We prayed together in different places in this town of Krakow, so dear to John Paul II, in the Spirit of Assisi which he left to us in heritage. Walking together in the streets of this town we felt that he was with, and close to, us. This morning we undertook a painful journey: the railway track of the concentration camp of Auschwitz-Birkenau carrying people to death. After that pilgrimage I questioned myself: what will I bring back with me to my country? I have to go back with another perspective. The Spirit of Assisi fills us, and is finally part of our life. The Spirit of Assisi is a spirit of dialogue, of coexistence, of compassion, of respect for life, that unites us despite our differences, and this is what creates our harmony.
I come from a country - Burundi, in the heart of Africa – where we badly need this spirit! We experience the power of evil, of ethnic and racial hatred, of war which is a journey of no return. Thanks to the Community of Sant’Egidio, I say this loud and clear, we have been able to overcome what divided us. There is still a long way to go, but now we know where we should head: not towards death, the journey of no return that swallowed millions of men and women in the gas chambers, but instead we should take the path of life, whose source is the love of God.

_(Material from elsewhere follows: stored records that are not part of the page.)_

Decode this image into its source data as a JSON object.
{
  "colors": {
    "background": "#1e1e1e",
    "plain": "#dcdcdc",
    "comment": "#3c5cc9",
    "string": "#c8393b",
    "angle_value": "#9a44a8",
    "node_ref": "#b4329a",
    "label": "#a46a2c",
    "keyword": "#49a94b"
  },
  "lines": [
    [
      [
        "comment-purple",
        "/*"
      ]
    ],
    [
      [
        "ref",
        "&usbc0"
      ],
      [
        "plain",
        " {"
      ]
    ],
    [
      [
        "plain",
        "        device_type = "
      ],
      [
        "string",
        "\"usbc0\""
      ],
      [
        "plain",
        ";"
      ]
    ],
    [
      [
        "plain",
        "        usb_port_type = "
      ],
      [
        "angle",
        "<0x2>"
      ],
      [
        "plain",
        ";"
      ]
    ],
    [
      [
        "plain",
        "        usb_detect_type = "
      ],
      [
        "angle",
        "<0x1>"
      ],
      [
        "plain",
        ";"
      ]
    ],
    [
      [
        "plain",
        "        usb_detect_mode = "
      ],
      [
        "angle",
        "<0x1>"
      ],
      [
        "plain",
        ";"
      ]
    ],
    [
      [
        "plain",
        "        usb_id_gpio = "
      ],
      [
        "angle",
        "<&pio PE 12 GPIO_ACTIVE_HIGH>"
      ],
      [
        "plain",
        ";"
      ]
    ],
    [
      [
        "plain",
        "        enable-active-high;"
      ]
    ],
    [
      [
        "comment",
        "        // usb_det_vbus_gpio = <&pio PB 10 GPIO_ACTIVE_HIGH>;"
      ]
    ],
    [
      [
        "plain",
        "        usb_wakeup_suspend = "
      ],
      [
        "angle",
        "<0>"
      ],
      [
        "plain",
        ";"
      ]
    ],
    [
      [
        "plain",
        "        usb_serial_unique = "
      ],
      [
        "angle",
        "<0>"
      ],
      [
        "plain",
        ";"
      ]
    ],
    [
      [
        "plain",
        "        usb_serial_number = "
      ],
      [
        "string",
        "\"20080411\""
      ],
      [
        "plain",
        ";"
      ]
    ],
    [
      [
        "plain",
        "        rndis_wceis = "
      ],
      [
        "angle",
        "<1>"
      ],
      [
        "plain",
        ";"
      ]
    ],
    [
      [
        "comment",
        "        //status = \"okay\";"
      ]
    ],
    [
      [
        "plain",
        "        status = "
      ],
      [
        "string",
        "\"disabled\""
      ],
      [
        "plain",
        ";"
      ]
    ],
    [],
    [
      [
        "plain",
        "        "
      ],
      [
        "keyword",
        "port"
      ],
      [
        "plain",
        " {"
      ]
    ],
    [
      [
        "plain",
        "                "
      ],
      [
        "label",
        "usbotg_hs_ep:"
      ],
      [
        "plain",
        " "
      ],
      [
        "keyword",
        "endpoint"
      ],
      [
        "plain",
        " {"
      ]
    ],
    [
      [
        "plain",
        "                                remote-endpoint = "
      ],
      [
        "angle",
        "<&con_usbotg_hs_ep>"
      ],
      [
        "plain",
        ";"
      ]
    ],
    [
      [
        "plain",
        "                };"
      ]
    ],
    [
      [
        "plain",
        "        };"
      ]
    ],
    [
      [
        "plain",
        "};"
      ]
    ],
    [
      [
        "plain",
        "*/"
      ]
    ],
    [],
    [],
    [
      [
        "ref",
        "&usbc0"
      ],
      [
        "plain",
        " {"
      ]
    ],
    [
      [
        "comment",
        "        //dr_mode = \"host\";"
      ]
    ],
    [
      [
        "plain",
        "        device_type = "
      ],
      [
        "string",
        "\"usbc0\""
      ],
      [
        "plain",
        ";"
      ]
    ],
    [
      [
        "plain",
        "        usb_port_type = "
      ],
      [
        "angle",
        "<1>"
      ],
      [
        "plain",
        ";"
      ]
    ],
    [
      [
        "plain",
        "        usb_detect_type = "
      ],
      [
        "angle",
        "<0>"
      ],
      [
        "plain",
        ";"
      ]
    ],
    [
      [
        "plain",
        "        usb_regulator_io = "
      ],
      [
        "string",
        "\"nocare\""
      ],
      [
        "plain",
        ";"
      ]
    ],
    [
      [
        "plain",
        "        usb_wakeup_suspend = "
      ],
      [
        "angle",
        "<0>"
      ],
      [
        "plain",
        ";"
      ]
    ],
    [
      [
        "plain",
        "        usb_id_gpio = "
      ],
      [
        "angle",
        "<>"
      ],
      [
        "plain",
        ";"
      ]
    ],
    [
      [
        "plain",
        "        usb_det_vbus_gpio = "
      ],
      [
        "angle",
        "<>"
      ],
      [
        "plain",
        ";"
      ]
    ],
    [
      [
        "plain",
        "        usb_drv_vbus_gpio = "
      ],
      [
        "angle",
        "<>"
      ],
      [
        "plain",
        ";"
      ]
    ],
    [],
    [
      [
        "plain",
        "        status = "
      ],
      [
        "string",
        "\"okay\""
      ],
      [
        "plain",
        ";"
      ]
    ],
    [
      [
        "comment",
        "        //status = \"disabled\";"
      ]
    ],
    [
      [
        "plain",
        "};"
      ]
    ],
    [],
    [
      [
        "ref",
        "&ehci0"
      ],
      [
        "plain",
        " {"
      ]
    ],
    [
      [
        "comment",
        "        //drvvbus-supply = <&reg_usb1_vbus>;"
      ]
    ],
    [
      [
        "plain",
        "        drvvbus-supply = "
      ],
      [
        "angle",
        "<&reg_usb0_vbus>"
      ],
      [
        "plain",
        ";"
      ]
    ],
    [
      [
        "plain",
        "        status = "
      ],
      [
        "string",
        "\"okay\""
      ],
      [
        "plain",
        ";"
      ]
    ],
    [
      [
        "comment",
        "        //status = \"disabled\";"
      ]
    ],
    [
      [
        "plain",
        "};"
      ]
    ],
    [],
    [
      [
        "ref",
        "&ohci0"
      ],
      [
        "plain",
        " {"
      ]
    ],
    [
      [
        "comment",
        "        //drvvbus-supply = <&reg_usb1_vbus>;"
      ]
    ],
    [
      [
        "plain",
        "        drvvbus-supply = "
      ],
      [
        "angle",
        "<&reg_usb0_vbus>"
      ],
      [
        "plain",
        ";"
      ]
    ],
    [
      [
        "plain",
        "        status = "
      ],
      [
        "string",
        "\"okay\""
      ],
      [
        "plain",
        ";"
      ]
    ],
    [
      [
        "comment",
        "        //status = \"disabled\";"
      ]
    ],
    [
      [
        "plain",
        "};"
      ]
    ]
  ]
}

The Community of Sant’Egidio took this path heading towards Africa, a continent devastated by war, illness, and poverty, where Africans often live in despair. Sant’Egidio brought us the Spirit of Assisi, a wind of peace that enables us to breath fully and freely. It has showed us that it is indeed possible to live the Spirit of Assisi everywhere and in every context. Here, we experience the power of prayer that opens us to the future. Prayer enlightens us in the darkness of the obscure night, and in these days our prayer kindled a light for the entire world. It is now up to each of us to return home carrying this light and continue to live the Spirit of Assisi.